Continuous compilation makes writing flow more convenient.

No vendor lock-in

If, at some point, I decide to go away from Amazon, it would require a little effort. Nginx with a simple configuration could host the entire website in exactly the same way.

Code snippets are compiled

I added syntax for extracting named code snippets from source files and injecting them into the HTML. They are auto-indented and then highlighted with highlight.js.

Obviously, build script lints, compiles and tests source files, ensuring that they have consistent quality. This process is fast for golang, which is one of the reasons I started using it for new snippets.

HTML-specific processing

Node.js has an ecosystem for dealing with web resources. I use it for:

  • HTML minification
  • CSS linting and minification
  • Atom Feed generation
  • Markdown rendering

Semantic HTML5

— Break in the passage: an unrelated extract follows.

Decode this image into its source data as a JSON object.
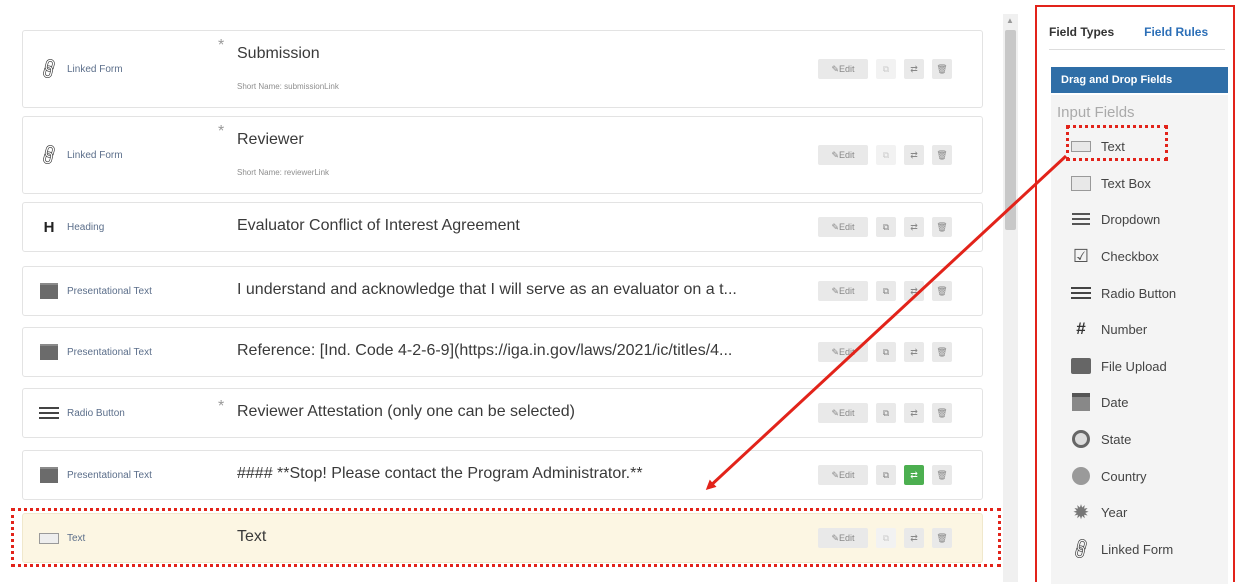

New layouts use semantic HTML5 elements like aside, header, footer or section. Not only this helps with the design, but also makes website friendly for search engines.

Publishing Features

There also are some miscellaneous features related to publishing. They were either easy to add or came for free.

  • Build process extracts all TODO comments across all content, updating a simple org-mode outline file. I can easily see what needs to be done next.
  • There are some broken links in my old content, build process finds them and lists by priority.
  • Current UI layout forces new content to be book-ready. In fact, new content could be converted from the sources into O'Reilly AsciiDoctor format or transformed to Epub directly.
  • Some HTML templates display the most relevant articles to read after the content. If relevant articles aren't provided manually, build process computes them.

I also introduced additional constraints for the new prose. For example, all essays should have a central idea that they focus on (build will fail if that property is not provided). This idea is then used in description HTML header or in tweet summary, should you click Discuss button by the post header.

if (form === "essay") {
    if (idea === undefined) {
        throw new Error("Essays MUST specify an idea they focus on.");
    }
} else if (form === "bio") { /* ... */ }

Different forms of prose have different constraints.

To be continued...

This is an ongoing project. I will post updates about any significant changes in my publishing process.

- by .